In the modern age, there’s a lot of data that needs to be collected, structured, and analyzed in order to deliver transformational insights. A data warehouse is typically used to store and maintain data that helps guide decision-making. However, there are many pain points and issues with data warehouses, even though there have been great technological strides and inventions made in the last few decades.
Many data warehouses have hit the mark with delivering solutions for specific purposes. For example, there are data warehouses that have been specifically engineered to handle large amounts of data (basically big data lakes). However, these warehouses may not do an excellent job of structuring, organizing, or querying the data.
On the other hand, if you have a warehouse that does an excellent job of structuring, organizing, or querying data, that warehouse may not be able to handle big data, and then as a result, the system falls apart when it comes to scalability.

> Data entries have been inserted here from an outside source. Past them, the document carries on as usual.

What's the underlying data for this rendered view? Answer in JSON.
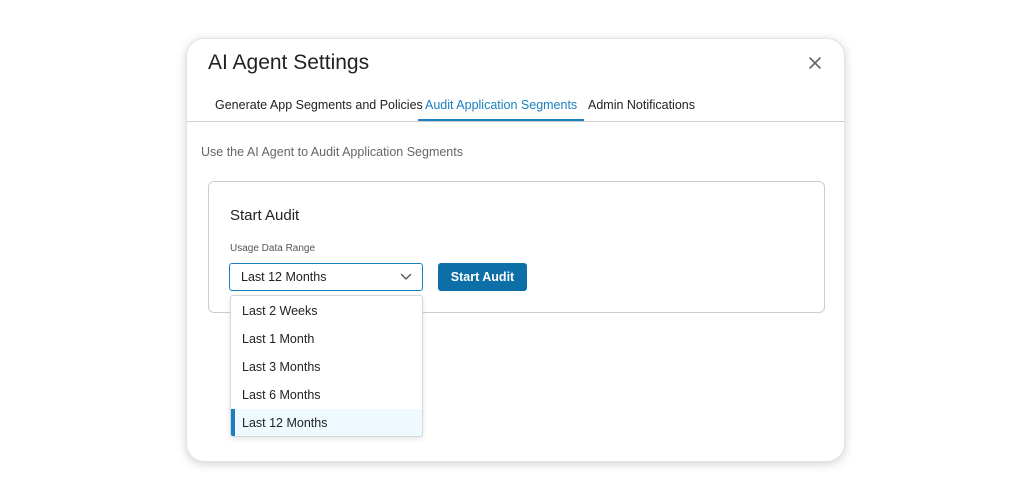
{
  "modal": {
    "title": "AI Agent Settings",
    "close_icon": "close-icon"
  },
  "tabs": [
    {
      "label": "Generate App Segments and Policies",
      "active": false
    },
    {
      "label": "Audit Application Segments",
      "active": true
    },
    {
      "label": "Admin Notifications",
      "active": false
    }
  ],
  "description": "Use the AI Agent to Audit Application Segments",
  "audit_card": {
    "title": "Start Audit",
    "field_label": "Usage Data Range",
    "selected_value": "Last 12 Months",
    "button_label": "Start Audit",
    "chevron_icon": "chevron-down-icon"
  },
  "dropdown": {
    "options": [
      "Last 2 Weeks",
      "Last 1 Month",
      "Last 3 Months",
      "Last 6 Months",
      "Last 12 Months"
    ],
    "selected_index": 4
  },
  "colors": {
    "accent": "#1a7fc0",
    "primary_button": "#0d6fa8",
    "selected_option_bg": "#eefaff"
  }
}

Infrastructure may also pose a major problem with how you are storing your data. Some warehouses may require you to buy a lot of storage and servers, which is not the best option, but there are other warehouses that offer cloud storage. Even with some cloud-based warehouses, storage and processing are tightly coupled so the system has to be scaled in unison.
Over time, there have been different data warehouses that have been hitting the mark with certain pieces of the puzzle. But, solving all of the pieces is rare. This is why Snowflake did something different. Snowflake examined these different factors and built a data warehouse from the ground up. They have created a system that solves for a lot of problems that you see today with data warehousing.
So how did Snowflake do it? Snowflake engineered a tiered system that separates the storage of the data from the processing and querying of the data. It is also cloud native, which means the database runs on the cloud and started off as a cloud-based database. Snowflake uses a pay-as-you-go model as well, which doesn’t involve licensing plans or a need for software installation of any kind.
Snowflake solves the problem of having large amounts of data by scaling your storage independently from the actual processing of that data. You can also split the organization and processing of the data into different groups, which allows for it to handle a situation where some groups dump a lot of data vs. querying a lot of data or vice versa. Snowflake supports that whole mechanism with ease!
The ultimate benefit of a data warehouse like Snowflake is that it allows for a cloud-based option where you simply sign up for an account, and you are not going to be billed until you use it for the storage and query aspects. This decouples the infrastructure aspect and helps the company manage their cost structure because cost is based on actual usage of the system.
Some addition benefits regarding the performance of Snowflake include:
Say you are a mid-sized retailer and you want to start getting value out of your data. Since you may not have a huge infrastructure to store your data, you can simply sign up for Snowflake, start funneling your data into it, and then be able to analyze that data immediately as a result. Initially you may not know exactly what to analyze and how to get the best value out of your existing data, but as you grow and evolve your analytical capabilities, you can simply scale just that aspect. Over time, as you grow and have more data to analyze, you can simply add more of this data to Snowflake. The good thing is that you’ll only get charged for what you use.
Snowflake is a modern data warehouse that takes a fresh look at solving for a lot of issues that a traditional data warehouse may have. A lot of other warehouses may solve for specific issues, but Snowflake started from the ground up to solve for not just one piece of the puzzle, but for the entire puzzle itself. To learn more about what Snowflake can do for your data, check out this short introductory video.